In February 2017, 73 year old Michael Peterson arrived at the Durham County courthouse. What would be the final chapter of this saga? He was there to take that Alford plea, pleading guilty to voluntary manslaughter. Kathleen's daughter, Caitlin, came to Durham to see it happen. And, of course, Kathleen's sister, Candice, was there. She ran into Michael's chief defender outside the courthouse.


Oh, David, good to see you today. Pleading guilty, pleading guilty. Thank you. That's what I always wanted, actually.


When you're pleading guilty, Alfred Schimel for guilt, Michael Peterson, he'd like to walk around and proclaimed his innocence, but he can't he can play with these words, but he can't play with the facts.


The courtroom was eerily reminiscent of the 2003 trial packed with TV cameras. Everybody is a little bit older, but there's so much that's the same. The emotion, the tension, the anger, all of it was still there.


How does Mr. Peterson plead to charge involuntary manslaughter? He enters a plea of guilty pursuant to offer.


Mr. Peterson, you're pleading guilty to voluntary manslaughter. That's a class D felony. Understand, sir? Yes, sir. And do you now personally plead guilty pursuant to the Alford case?


Yes, sir. That's the was the most difficult decision I ever made in my life was to take the oath.


And that's going to give Kathleen's family an opportunity for what they called the victim impact statement. Right.


Michael Peterson, you are pleading guilty to voluntary manslaughter. You will be treated as guilty for murdering my sister, Kathleen, and you will be a convicted felon forever.


It was very cathartic to say this is what I fought for. We weren't waiting till we heard that word guilty. We thought we were going to hear from another 12 jurors.


But we got to hear Michael say guilty Michael Peterson, not only can you wear the Scarlet Letter A for adultery, but also the black leather letter G for guilty. Not perfect justice, but justice.

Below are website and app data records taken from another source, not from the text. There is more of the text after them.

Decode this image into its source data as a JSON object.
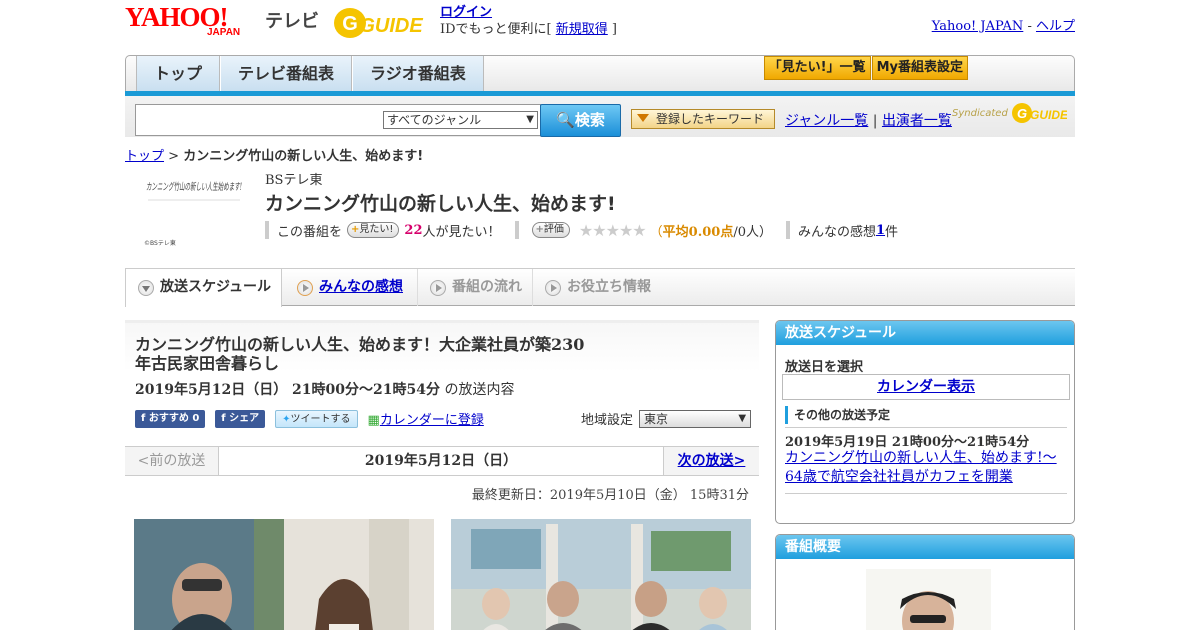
{
  "header": {
    "logo_yahoo": "YAHOO!",
    "logo_japan": "JAPAN",
    "logo_tv": "テレビ",
    "logo_gguide": "GUIDE",
    "login": "ログイン",
    "login_note_pre": "IDでもっと便利に[ ",
    "register": "新規取得",
    "login_note_post": " ]",
    "yahoo_japan": "Yahoo! JAPAN",
    "dash": " - ",
    "help": "ヘルプ"
  },
  "nav": {
    "tabs": [
      "トップ",
      "テレビ番組表",
      "ラジオ番組表"
    ],
    "want_list": "「見たい!」一覧",
    "my_schedule": "My番組表設定"
  },
  "search": {
    "genre": "すべてのジャンル",
    "button": "検索",
    "keyword_button": "登録したキーワード",
    "genre_list": "ジャンル一覧",
    "divider": " | ",
    "cast_list": "出演者一覧",
    "syndicated": "Syndicated"
  },
  "breadcrumb": {
    "top": "トップ",
    "sep": " > ",
    "current": "カンニング竹山の新しい人生、始めます!"
  },
  "program": {
    "thumb_text": "カンニング竹山の新しい人生始めます!",
    "thumb_credit": "©BSテレ東",
    "channel": "BSテレ東",
    "title": "カンニング竹山の新しい人生、始めます!",
    "this_program": "この番組を",
    "want_btn": "見たい!",
    "want_count": "22",
    "want_suffix": "人が見たい！",
    "rate_btn": "評価",
    "stars": "★★★★★",
    "avg_open": "（",
    "avg_label": "平均0.00点",
    "avg_rest": "/0人）",
    "impressions_label": "みんなの感想 ",
    "impressions_count": "1",
    "impressions_unit": "件"
  },
  "subtabs": [
    "放送スケジュール",
    "みんなの感想",
    "番組の流れ",
    "お役立ち情報"
  ],
  "episode": {
    "title": "カンニング竹山の新しい人生、始めます！大企業社員が築230年古民家田舎暮らし",
    "datetime": "2019年5月12日（日） 21時00分～21時54分",
    "datetime_suffix": " の放送内容",
    "fb_recommend": "おすすめ 0",
    "fb_share": "シェア",
    "tweet": "ツイートする",
    "calendar": "カレンダーに登録",
    "region_label": "地域設定",
    "region": "東京"
  },
  "pager": {
    "prev": "<前の放送",
    "current": "2019年5月12日（日）",
    "next": "次の放送>"
  },
  "updated": "最終更新日：2019年5月10日（金） 15時31分",
  "sidebar": {
    "schedule_title": "放送スケジュール",
    "select_date": "放送日を選択",
    "calendar": "カレンダー表示",
    "other_title": "その他の放送予定",
    "other_date": "2019年5月19日 21時00分～21時54分",
    "other_link": "カンニング竹山の新しい人生、始めます!～64歳で航空会社社員がカフェを開業",
    "overview_title": "番組概要"
  },
  "colors": {
    "accent_blue": "#1a9ad6",
    "link": "#0000cc",
    "yahoo_red": "#ff0000",
    "gold": "#f0a800"
  }
}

Michael Peterson was sentenced to time served. His daughters say that at long last they can properly grieve Kathleen's death together.


I think a big piece that's important to our family is to be able to say goodbye to mom and to be able to honor her memory and let her go in peace.


And they have accepted that their father is once again a convicted felon, but a free man who still maintains his innocence. So your plea allows you to take the position you've taken all these years, Michael. Exactly. And yet on the ledgers of the criminal justice system, you're guilty of manslaughter.


It's an ending that neither side had hoped for. A family saga with so much love and so much loss, an imperfect conclusion.


The Meet the Press Chuck Todd cast, it's an insider's take on politics, the twenty twenty election and more candid conversations with some of my favorite reporters about things we usually discuss off camera. Listen for free wherever you get your podcast.